◆ What the task requires
Go through the records underneath and write each one out again exactly.
Content starts
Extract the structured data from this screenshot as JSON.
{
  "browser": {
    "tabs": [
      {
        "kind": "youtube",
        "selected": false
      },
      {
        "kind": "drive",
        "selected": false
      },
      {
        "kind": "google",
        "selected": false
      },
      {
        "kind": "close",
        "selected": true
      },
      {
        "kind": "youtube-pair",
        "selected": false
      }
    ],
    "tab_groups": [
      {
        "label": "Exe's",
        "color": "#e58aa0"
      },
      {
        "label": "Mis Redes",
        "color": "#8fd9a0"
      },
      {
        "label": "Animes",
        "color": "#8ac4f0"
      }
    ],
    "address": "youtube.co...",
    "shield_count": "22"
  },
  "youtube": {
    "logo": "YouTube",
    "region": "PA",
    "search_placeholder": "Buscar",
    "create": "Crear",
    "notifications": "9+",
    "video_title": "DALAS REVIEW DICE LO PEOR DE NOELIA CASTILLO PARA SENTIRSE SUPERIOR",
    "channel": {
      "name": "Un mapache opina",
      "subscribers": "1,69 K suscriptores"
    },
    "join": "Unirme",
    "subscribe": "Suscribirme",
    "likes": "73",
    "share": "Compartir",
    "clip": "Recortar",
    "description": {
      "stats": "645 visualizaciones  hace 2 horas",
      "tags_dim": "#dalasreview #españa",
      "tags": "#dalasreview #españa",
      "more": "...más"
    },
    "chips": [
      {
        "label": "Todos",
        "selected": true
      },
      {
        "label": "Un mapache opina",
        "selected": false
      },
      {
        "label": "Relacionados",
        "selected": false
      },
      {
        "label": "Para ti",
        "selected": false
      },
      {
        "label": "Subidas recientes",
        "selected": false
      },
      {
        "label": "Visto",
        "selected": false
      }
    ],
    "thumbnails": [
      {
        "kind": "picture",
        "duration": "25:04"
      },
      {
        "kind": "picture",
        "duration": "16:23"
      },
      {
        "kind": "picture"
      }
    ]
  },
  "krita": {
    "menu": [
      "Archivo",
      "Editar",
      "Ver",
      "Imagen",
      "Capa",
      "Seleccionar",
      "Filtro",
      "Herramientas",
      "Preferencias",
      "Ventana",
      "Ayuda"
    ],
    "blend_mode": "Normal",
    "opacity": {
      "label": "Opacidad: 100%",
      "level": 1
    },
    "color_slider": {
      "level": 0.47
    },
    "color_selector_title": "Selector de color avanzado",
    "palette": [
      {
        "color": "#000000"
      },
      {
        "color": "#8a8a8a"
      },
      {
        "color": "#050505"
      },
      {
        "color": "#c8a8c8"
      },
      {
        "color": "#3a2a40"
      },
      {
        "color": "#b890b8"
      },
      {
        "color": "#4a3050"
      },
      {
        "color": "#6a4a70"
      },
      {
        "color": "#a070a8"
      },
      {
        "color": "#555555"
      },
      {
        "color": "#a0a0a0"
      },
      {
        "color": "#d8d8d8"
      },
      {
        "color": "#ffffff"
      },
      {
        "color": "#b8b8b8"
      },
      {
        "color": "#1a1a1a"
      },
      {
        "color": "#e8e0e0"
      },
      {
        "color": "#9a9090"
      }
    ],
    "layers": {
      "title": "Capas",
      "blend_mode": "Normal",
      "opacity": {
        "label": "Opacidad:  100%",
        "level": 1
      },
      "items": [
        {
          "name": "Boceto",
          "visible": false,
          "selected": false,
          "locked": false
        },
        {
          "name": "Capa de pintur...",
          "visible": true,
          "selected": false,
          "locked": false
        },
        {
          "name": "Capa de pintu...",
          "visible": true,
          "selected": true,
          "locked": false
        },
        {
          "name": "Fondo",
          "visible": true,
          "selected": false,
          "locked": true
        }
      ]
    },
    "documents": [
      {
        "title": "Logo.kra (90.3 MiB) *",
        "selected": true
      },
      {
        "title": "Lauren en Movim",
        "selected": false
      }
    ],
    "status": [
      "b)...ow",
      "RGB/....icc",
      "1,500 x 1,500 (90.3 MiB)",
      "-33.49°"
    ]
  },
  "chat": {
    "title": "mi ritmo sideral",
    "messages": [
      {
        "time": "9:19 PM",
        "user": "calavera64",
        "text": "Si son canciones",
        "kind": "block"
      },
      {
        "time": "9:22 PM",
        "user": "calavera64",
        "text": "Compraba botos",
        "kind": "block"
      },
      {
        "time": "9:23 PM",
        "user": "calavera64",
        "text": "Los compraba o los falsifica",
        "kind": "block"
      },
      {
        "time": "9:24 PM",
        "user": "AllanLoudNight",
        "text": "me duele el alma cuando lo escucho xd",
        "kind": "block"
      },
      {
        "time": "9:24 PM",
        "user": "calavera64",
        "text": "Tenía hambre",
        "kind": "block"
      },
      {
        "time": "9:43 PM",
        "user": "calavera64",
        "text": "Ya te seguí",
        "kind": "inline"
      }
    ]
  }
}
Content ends
◆ Response
Extract the structured data from this screenshot as JSON.
{
  "browser": {
    "tabs": [
      {
        "kind": "youtube",
        "selected": false
      },
      {
        "kind": "drive",
        "selected": false
      },
      {
        "kind": "google",
        "selected": false
      },
      {
        "kind": "close",
        "selected": true
      },
      {
        "kind": "youtube-pair",
        "selected": false
      }
    ],
    "tab_groups": [
      {
        "label": "Exe's",
        "color": "#e58aa0"
      },
      {
        "label": "Mis Redes",
        "color": "#8fd9a0"
      },
      {
        "label": "Animes",
        "color": "#8ac4f0"
      }
    ],
    "address": "youtube.co...",
    "shield_count": "22"
  },
  "youtube": {
    "logo": "YouTube",
    "region": "PA",
    "search_placeholder": "Buscar",
    "create": "Crear",
    "notifications": "9+",
    "video_title": "DALAS REVIEW DICE LO PEOR DE NOELIA CASTILLO PARA SENTIRSE SUPERIOR",
    "channel": {
      "name": "Un mapache opina",
      "subscribers": "1,69 K suscriptores"
    },
    "join": "Unirme",
    "subscribe": "Suscribirme",
    "likes": "73",
    "share": "Compartir",
    "clip": "Recortar",
    "description": {
      "stats": "645 visualizaciones  hace 2 horas",
      "tags_dim": "#dalasreview #españa",
      "tags": "#dalasreview #españa",
      "more": "...más"
    },
    "chips": [
      {
        "label": "Todos",
        "selected": true
      },
      {
        "label": "Un mapache opina",
        "selected": false
      },
      {
        "label": "Relacionados",
        "selected": false
      },
      {
        "label": "Para ti",
        "selected": false
      },
      {
        "label": "Subidas recientes",
        "selected": false
      },
      {
        "label": "Visto",
        "selected": false
      }
    ],
    "thumbnails": [
      {
        "kind": "picture",
        "duration": "25:04"
      },
      {
        "kind": "picture",
        "duration": "16:23"
      },
      {
        "kind": "picture"
      }
    ]
  },
  "krita": {
    "menu": [
      "Archivo",
      "Editar",
      "Ver",
      "Imagen",
      "Capa",
      "Seleccionar",
      "Filtro",
      "Herramientas",
      "Preferencias",
      "Ventana",
      "Ayuda"
    ],
    "blend_mode": "Normal",
    "opacity": {
      "label": "Opacidad: 100%",
      "level": 1
    },
    "color_slider": {
      "level": 0.47
    },
    "color_selector_title": "Selector de color avanzado",
    "palette": [
      {
        "color": "#000000"
      },
      {
        "color": "#8a8a8a"
      },
      {
        "color": "#050505"
      },
      {
        "color": "#c8a8c8"
      },
      {
        "color": "#3a2a40"
      },
      {
        "color": "#b890b8"
      },
      {
        "color": "#4a3050"
      },
      {
        "color": "#6a4a70"
      },
      {
        "color": "#a070a8"
      },
      {
        "color": "#555555"
      },
      {
        "color": "#a0a0a0"
      },
      {
        "color": "#d8d8d8"
      },
      {
        "color": "#ffffff"
      },
      {
        "color": "#b8b8b8"
      },
      {
        "color": "#1a1a1a"
      },
      {
        "color": "#e8e0e0"
      },
      {
        "color": "#9a9090"
      }
    ],
    "layers": {
      "title": "Capas",
      "blend_mode": "Normal",
      "opacity": {
        "label": "Opacidad:  100%",
        "level": 1
      },
      "items": [
        {
          "name": "Boceto",
          "visible": false,
          "selected": false,
          "locked": false
        },
        {
          "name": "Capa de pintur...",
          "visible": true,
          "selected": false,
          "locked": false
        },
        {
          "name": "Capa de pintu...",
          "visible": true,
          "selected": true,
          "locked": false
        },
        {
          "name": "Fondo",
          "visible": true,
          "selected": false,
          "locked": true
        }
      ]
    },
    "documents": [
      {
        "title": "Logo.kra (90.3 MiB) *",
        "selected": true
      },
      {
        "title": "Lauren en Movim",
        "selected": false
      }
    ],
    "status": [
      "b)...ow",
      "RGB/....icc",
      "1,500 x 1,500 (90.3 MiB)",
      "-33.49°"
    ]
  },
  "chat": {
    "title": "mi ritmo sideral",
    "messages": [
      {
        "time": "9:19 PM",
        "user": "calavera64",
        "text": "Si son canciones",
        "kind": "block"
      },
      {
        "time": "9:22 PM",
        "user": "calavera64",
        "text": "Compraba botos",
        "kind": "block"
      },
      {
        "time": "9:23 PM",
        "user": "calavera64",
        "text": "Los compraba o los falsifica",
        "kind": "block"
      },
      {
        "time": "9:24 PM",
        "user": "AllanLoudNight",
        "text": "me duele el alma cuando lo escucho xd",
        "kind": "block"
      },
      {
        "time": "9:24 PM",
        "user": "calavera64",
        "text": "Tenía hambre",
        "kind": "block"
      },
      {
        "time": "9:43 PM",
        "user": "calavera64",
        "text": "Ya te seguí",
        "kind": "inline"
      }
    ]
  }
}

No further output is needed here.